## Exercise
Could you please return each line of the data that has the word "Akceptacja"?

Start of Task material

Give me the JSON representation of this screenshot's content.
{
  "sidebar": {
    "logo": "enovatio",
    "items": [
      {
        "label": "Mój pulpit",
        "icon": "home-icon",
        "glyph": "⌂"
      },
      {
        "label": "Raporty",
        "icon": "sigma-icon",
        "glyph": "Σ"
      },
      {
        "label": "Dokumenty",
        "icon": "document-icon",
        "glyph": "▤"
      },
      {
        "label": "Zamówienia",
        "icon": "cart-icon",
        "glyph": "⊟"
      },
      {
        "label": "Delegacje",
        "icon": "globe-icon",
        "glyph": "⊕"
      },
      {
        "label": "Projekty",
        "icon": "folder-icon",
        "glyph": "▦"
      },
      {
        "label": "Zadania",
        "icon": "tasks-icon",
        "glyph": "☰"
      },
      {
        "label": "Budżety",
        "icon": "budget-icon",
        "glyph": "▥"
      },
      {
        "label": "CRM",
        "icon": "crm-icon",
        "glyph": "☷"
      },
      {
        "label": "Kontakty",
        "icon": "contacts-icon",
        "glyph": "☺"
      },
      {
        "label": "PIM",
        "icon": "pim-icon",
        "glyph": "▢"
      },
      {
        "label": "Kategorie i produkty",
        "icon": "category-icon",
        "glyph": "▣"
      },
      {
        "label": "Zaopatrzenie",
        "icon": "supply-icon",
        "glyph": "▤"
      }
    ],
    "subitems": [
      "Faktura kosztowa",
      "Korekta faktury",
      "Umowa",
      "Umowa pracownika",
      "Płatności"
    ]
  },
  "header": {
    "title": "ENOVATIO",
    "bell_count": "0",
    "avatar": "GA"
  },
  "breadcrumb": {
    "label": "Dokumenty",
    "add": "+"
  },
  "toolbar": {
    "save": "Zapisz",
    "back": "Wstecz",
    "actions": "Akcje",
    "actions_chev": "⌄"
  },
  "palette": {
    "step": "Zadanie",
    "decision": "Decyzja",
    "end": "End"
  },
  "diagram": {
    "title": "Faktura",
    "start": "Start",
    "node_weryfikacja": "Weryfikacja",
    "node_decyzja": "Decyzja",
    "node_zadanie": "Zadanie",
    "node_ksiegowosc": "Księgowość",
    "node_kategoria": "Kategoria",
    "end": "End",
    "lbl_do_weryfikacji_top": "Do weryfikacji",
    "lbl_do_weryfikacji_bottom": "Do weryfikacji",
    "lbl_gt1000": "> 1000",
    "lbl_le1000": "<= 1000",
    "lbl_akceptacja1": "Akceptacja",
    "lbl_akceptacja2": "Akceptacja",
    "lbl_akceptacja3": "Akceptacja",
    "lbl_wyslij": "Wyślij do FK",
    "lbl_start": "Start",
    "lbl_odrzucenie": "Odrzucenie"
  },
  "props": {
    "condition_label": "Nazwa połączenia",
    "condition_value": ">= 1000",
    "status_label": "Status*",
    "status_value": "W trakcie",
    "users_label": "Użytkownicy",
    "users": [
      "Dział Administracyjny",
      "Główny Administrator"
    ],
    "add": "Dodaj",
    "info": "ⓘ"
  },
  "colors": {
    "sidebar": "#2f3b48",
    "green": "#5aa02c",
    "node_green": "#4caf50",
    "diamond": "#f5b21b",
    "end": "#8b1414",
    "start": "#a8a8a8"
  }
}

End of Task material

## Written answer
    "lbl_akceptacja1": "Akceptacja",
    "lbl_akceptacja2": "Akceptacja",
    "lbl_akceptacja3": "Akceptacja",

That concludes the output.